Hush…it’s an “Early Missed Miscarriage”
10th Feb 2021 — Last month period
19 March 2021 — BhCG test done to confirm pregnancy (hCG is pregnancy hormone)
21 March 2021 — Second BhCG test done to confirm everything is normal
22 March 2021 — Gynecologist orders a scan immediately after looking at the low bchg levels in the second report (they had increased by only 40% but should have ideally doubled). Scan is normal. She prescribes progesterone supplements and leaves me with “This is all we can do for now, come back for a scan after 2 weeks”.
Confused, I come back home after buying Progesterone medicine worth INR 2000 (obviously cheaper ones also exist in market!) for 2 weeks. Of course there were too many thoughts running through my mind, enough to quickly turn my confusion into anxiety! I immediately scramble to look for another gynecologist for a second opinion, to put my mind at ease (or not?).

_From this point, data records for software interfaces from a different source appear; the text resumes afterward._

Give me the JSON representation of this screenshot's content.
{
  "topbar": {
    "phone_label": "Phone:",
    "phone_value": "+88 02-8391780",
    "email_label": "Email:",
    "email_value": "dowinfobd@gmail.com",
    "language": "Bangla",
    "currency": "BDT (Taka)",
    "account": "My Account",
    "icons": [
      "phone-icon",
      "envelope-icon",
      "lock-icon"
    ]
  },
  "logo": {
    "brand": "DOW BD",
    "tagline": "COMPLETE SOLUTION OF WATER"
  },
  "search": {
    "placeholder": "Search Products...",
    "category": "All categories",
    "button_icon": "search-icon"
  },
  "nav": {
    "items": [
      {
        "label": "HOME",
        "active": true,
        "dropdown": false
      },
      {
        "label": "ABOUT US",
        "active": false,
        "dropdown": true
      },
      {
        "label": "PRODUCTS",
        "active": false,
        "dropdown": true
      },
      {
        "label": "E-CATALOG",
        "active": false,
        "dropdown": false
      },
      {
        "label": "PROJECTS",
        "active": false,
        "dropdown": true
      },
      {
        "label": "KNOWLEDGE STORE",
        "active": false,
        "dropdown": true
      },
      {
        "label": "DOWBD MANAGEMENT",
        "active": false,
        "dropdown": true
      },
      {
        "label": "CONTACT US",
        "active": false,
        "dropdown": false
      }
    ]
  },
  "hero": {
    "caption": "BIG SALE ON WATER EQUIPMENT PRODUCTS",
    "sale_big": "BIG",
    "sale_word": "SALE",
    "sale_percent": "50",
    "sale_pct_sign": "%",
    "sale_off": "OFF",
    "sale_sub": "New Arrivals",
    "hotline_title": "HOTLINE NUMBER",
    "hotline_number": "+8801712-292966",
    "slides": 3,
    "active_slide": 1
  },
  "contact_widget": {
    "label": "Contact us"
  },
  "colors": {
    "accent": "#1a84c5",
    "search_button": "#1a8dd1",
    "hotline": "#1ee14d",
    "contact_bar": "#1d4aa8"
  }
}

The new gynecologist, though much chattier and cheerful than the last one, too puts me on progesterone supplements (this medicine cost only INR 600 for 10 days) and asks me to return for a scan in 10 days.
6 April 2021 — Scan confirms a case of blighted ovum or anembryonic pregnancy where the fertilized egg implanted in the uterus does not develop into an embryo.
8 April 2021 — I take the abortion pill.
I went from being super happy to start the oh-so-rosy journey called pregnancy that everyone had told me about to experiencing a common phenomenon called early missed miscarriage that no one had told me about…in less than 20 days!
About 15–20% women experience an early missed miscarriage and yet we are encouraged to never discuss it in open nor discuss our pregnancies until the “critical” 3 months are safely over. I don’t know about you, but all this really shocked and made my blood boil with anger at the same time.
Why, you ask?
Pregnancy is a lonely journey for women. Because we and our bodies are unique, so are our pregnancies with its symptoms and its complications! And of course the partners don’t feel anything much observing things from the outside albeit closely. Yet everyone expects pregnant women to suck it up (the irritating hormonal changes) and bottle it up (the emotional changes) too! Its all for our own good though…because the emotional torture of speaking about a loss (which is quite common but still nobody will ever tell you that) will hurt us more than bottling it all up inside! Poof…our uniqueness disappears when confronted with that generalization.
I am an introvert and I could not bottle it up inside me. I talked about my pregancy with a few close friends and family as soon as I got the first blood test done at 5 weeks along. And I did end up telling a few friends about it as soon as I found out about the loss. Each one told me that it is normal!
More than the loss (well I never really got attached to the lifeless cells called ovum) what I really found hard to register in my mind was a case of blighted ovum or an early missed miscarriage is normal in over 20% of pregnancies! I have never perceived a miscarriage as normal before last week. Never, ever. Sure I did read about its possibility in some blogs posts or articles while doing my pregnancy research towards the bottom of those articles. But I guess “losses” don’t hit hard on your consciousness until you or some one in your close circle experience it first hand! Yes we humans are so good at selective hearing and listening and convincing ourselves of any irrational thing or behaviour by telling ourselves such stories: “Nobody I know has experienced this so it probably happens to some obscure part of the population that we don’t have to worry about it at all!”
I am glad I opened up about my pregnancy and miscarriage too with some of my close friends sooner than later. I wish some one had painted this oh-not-so-rosy picture for me earlier. I wish.
But I don’t think its too late to start talking about real emotions or miscarriages. So lets talk about them. Shall we?